Metabiota Uses Data to Combat Deadly Viruses

The morning would have dawned warm in the town of Mangina on that July 18. Located in the North Kivu province of the Democratic Republic of Congo (DRC), the small city is a bustling center of trade but unpredictable upsurges in violence and crime threaten the safety and stability of the region.

An older woman made her way to a local health center that day, she complained of symptoms she felt were related to her heart condition. Staffing at the clinic may have been limited due to an ongoing health worker strike - they were protesting that they hadn’t been paid since May. Care might have been difficult to provide under those conditions and the woman was discharged home without further follow-up. Within a week, she had succumbed to the symptoms of a hemorrhagic fever and seven family members followed suit shortly thereafter.

On August 1, 2018, an official announcement that there was an outbreak of Ebola virus in the African country. On August 4th, the DRC Health Authority reported 30 probable cases, 33 suspected cases, 33 related deaths and 879 contacts. Many factors contributed to the dangerous delay in alert and follow-up response.

Surveillance efforts in the region were almost impossible due to political instability of the region and a health worker strike that impacted proper identification and reporting of suspected cases of the virus. How many lives could have been saved if there had been a better way? From this question, the company Metabiota found its beginnings with the work of Nathan Wolfe, a world-renowned epidemiologist who had been noted for his early work on the evolution of the HIV virus.

Wolfe understood that while pandemics couldn’t always be prevented, maybe their terrible impact could be minimized. In a Nature article published in 2007, the virus hunter observed that little was known about the origins of most infectious diseases. Furthermore, he postulated that many of these illnesses likely had non-human origins.

“Most major human infectious diseases have animal origins, and we continue to be bombarded by novel animal pathogens,” Wolfe said in a 2007 interview. “Yet there is no ongoing systemic global effort to monitor for pathogens emerging from animals to humans.”

Using $2.5 million in seed money he received from a National Institutes of Health Pioneer Award, he developed a network of virus-detection projects located at key sites around the world – including the DRC, Malaysia, Laos, Madagascar, Paraguay and China. Wolfe believed that by monitoring hunters and wild-game markets in the more remote areas of these countries, he could build a taxonomy of what he calls “viral chatter”. In practice, it would be similar to alerts that surveillance agencies may receive when certain keywords were used.

“In the intelligence community, you have people monitoring intelligence and looking for keywords,” Wolfe said. “Every time a keyword comes up, it’s not going to signal a terrorist threat. But by studying the patterns, you can begin to understand what you might be looking for. I study some agents that are very unlikely to be a pandemic. But we are asking, where did they die out? What are their features?”

Metabiota was founded in 2008 and represents the commercial arm of Wolfe’s project. The company partners with government, health organizations, educational institutions and private businesses around the globe to ensure they can be wherever the next event is emergent.
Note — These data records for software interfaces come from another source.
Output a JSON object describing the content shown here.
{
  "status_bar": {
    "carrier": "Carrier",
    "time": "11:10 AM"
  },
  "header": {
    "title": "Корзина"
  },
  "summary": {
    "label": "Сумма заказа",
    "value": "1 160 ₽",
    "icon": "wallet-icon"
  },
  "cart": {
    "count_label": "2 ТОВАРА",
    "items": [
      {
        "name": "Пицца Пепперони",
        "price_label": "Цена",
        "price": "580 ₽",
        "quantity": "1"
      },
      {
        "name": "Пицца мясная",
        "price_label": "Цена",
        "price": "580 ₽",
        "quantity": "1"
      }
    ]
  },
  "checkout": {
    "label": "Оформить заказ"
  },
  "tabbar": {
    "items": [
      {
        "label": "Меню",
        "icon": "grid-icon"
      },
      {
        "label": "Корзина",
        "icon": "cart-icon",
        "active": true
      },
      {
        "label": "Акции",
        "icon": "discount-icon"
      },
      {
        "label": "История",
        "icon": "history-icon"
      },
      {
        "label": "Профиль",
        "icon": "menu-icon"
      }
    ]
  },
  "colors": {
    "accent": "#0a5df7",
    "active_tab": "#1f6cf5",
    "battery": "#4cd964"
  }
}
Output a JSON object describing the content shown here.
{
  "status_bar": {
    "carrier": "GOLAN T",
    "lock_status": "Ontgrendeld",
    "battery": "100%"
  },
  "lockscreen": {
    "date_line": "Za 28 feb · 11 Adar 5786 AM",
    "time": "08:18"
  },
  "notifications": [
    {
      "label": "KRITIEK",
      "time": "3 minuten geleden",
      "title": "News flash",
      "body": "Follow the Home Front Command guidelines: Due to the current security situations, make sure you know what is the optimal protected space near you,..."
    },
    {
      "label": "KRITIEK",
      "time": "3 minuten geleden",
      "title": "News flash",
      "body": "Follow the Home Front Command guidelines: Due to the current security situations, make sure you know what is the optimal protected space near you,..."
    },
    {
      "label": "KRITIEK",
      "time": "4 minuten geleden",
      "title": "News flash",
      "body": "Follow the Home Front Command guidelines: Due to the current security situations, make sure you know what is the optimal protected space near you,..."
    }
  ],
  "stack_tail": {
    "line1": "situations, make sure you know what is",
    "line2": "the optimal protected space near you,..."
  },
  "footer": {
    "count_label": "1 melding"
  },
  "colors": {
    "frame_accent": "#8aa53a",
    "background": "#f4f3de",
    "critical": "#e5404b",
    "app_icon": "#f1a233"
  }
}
As part of their product and service offerings, the company has compiled the most cutting-edge biological, socioeconomic, political and environmental data collected from their international partners and in-house experts and built models to assess and analyze epidemic risk.

They offer disease surveillance and early detection services to their government clients and analytic insights to the insurance industry to help delineate product definition and pricing. A unique dimension of their epidemic risk measure is called the Pathogen Sentiment Index (PSI). Their PSI gauges how public fear and panic can contribute to the social and economic impact of an outbreak. As people change their behavior to avoid becoming ill, their actions can result in high rates of absenteeism, abandoned travel plans and empty shopping centers and public attractions. The model flexes and adjusts as changing circumstances are inputted into the system and pathogen scores (rated from 1 – 100 scale) are updated.

Metabiota has successfully raised $41 million in venture capital over three funding rounds led by Pilot Growth Equity. They recently earned a place on Oxbow Partners ‘Top 25 InsurTech Companies’ list for 2019. In the upcoming year, the business plans on enhancing their data insights, indices and applications so their clients can access even more comprehensive information on how infectious diseases affect the world.